### Exercise prompt
Down to the last line, restate the records word for word, but not the pictures.

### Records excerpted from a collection
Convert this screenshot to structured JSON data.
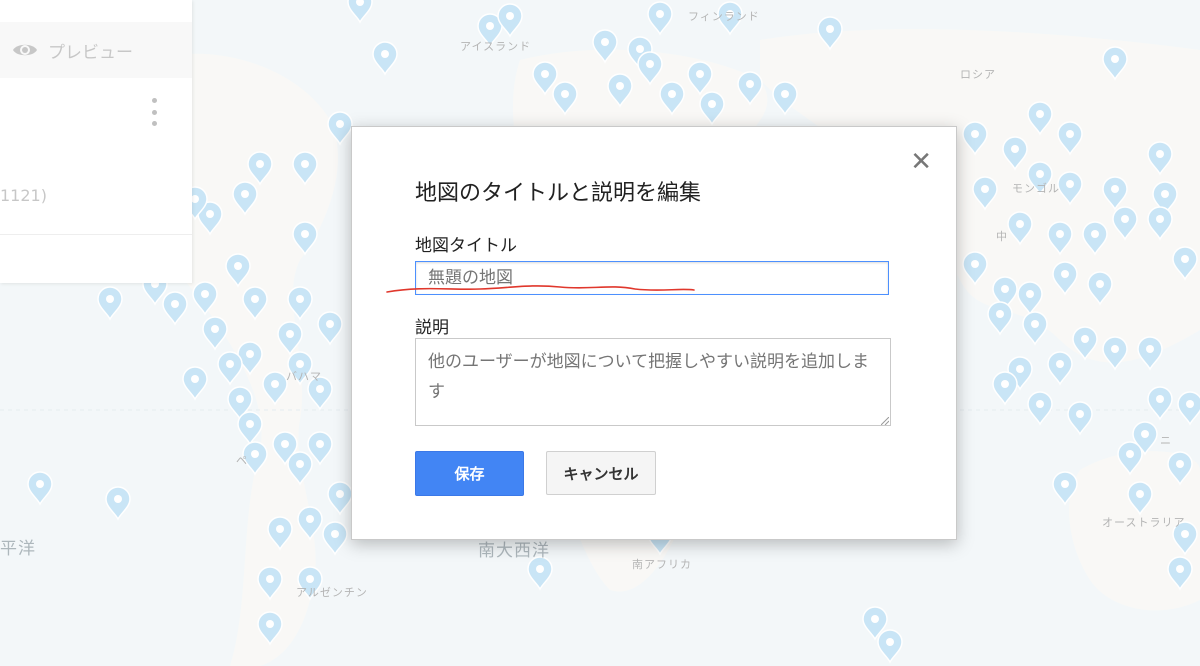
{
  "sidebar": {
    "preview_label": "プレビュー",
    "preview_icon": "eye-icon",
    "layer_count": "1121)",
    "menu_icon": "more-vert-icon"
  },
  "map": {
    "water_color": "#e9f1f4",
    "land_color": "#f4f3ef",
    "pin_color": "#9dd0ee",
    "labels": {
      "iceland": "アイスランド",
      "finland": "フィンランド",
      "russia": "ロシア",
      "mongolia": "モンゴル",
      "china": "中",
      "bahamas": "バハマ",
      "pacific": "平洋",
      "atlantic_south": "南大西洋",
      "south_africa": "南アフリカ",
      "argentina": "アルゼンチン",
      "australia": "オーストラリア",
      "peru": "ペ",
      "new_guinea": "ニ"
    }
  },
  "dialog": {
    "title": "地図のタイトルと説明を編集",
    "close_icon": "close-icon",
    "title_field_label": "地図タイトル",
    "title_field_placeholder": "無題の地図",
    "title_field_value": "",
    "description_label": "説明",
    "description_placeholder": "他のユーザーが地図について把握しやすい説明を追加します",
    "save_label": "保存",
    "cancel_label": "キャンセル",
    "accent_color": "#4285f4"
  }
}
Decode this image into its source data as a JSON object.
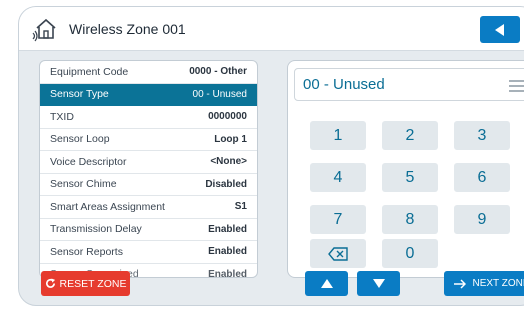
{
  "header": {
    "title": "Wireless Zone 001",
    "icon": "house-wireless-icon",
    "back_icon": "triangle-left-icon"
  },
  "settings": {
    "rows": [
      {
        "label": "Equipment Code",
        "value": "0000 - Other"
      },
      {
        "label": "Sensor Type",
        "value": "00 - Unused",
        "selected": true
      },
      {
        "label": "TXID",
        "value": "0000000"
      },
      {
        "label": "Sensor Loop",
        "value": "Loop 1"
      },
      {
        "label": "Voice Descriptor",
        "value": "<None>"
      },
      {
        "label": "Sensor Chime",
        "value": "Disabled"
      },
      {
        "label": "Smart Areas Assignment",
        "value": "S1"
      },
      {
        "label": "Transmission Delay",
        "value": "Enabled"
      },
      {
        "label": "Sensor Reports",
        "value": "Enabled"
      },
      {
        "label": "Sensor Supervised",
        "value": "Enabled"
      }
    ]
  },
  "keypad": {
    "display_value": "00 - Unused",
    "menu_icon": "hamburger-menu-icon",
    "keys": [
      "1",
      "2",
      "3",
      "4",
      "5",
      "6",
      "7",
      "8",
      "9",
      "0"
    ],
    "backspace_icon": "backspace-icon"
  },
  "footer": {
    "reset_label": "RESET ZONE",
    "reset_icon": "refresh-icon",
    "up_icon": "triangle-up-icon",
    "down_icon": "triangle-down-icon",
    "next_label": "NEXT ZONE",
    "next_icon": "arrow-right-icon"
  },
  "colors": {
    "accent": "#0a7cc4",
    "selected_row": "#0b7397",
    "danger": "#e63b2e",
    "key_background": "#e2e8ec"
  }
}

### Expected answer
Convert this screenshot to structured JSON data.
{
  "sidebar": {
    "preview_label": "プレビュー",
    "preview_icon": "eye-icon",
    "layer_count": "1121)",
    "menu_icon": "more-vert-icon"
  },
  "map": {
    "water_color": "#e9f1f4",
    "land_color": "#f4f3ef",
    "pin_color": "#9dd0ee",
    "labels": {
      "iceland": "アイスランド",
      "finland": "フィンランド",
      "russia": "ロシア",
      "mongolia": "モンゴル",
      "china": "中",
      "bahamas": "バハマ",
      "pacific": "平洋",
      "atlantic_south": "南大西洋",
      "south_africa": "南アフリカ",
      "argentina": "アルゼンチン",
      "australia": "オーストラリア",
      "peru": "ペ",
      "new_guinea": "ニ"
    }
  },
  "dialog": {
    "title": "地図のタイトルと説明を編集",
    "close_icon": "close-icon",
    "title_field_label": "地図タイトル",
    "title_field_placeholder": "無題の地図",
    "title_field_value": "",
    "description_label": "説明",
    "description_placeholder": "他のユーザーが地図について把握しやすい説明を追加します",
    "save_label": "保存",
    "cancel_label": "キャンセル",
    "accent_color": "#4285f4"
  }
}
Decode this image into its source data as a JSON object.
{
  "header": {
    "title": "Wireless Zone 001",
    "icon": "house-wireless-icon",
    "back_icon": "triangle-left-icon"
  },
  "settings": {
    "rows": [
      {
        "label": "Equipment Code",
        "value": "0000 - Other"
      },
      {
        "label": "Sensor Type",
        "value": "00 - Unused",
        "selected": true
      },
      {
        "label": "TXID",
        "value": "0000000"
      },
      {
        "label": "Sensor Loop",
        "value": "Loop 1"
      },
      {
        "label": "Voice Descriptor",
        "value": "<None>"
      },
      {
        "label": "Sensor Chime",
        "value": "Disabled"
      },
      {
        "label": "Smart Areas Assignment",
        "value": "S1"
      },
      {
        "label": "Transmission Delay",
        "value": "Enabled"
      },
      {
        "label": "Sensor Reports",
        "value": "Enabled"
      },
      {
        "label": "Sensor Supervised",
        "value": "Enabled"
      }
    ]
  },
  "keypad": {
    "display_value": "00 - Unused",
    "menu_icon": "hamburger-menu-icon",
    "keys": [
      "1",
      "2",
      "3",
      "4",
      "5",
      "6",
      "7",
      "8",
      "9",
      "0"
    ],
    "backspace_icon": "backspace-icon"
  },
  "footer": {
    "reset_label": "RESET ZONE",
    "reset_icon": "refresh-icon",
    "up_icon": "triangle-up-icon",
    "down_icon": "triangle-down-icon",
    "next_label": "NEXT ZONE",
    "next_icon": "arrow-right-icon"
  },
  "colors": {
    "accent": "#0a7cc4",
    "selected_row": "#0b7397",
    "danger": "#e63b2e",
    "key_background": "#e2e8ec"
  }
}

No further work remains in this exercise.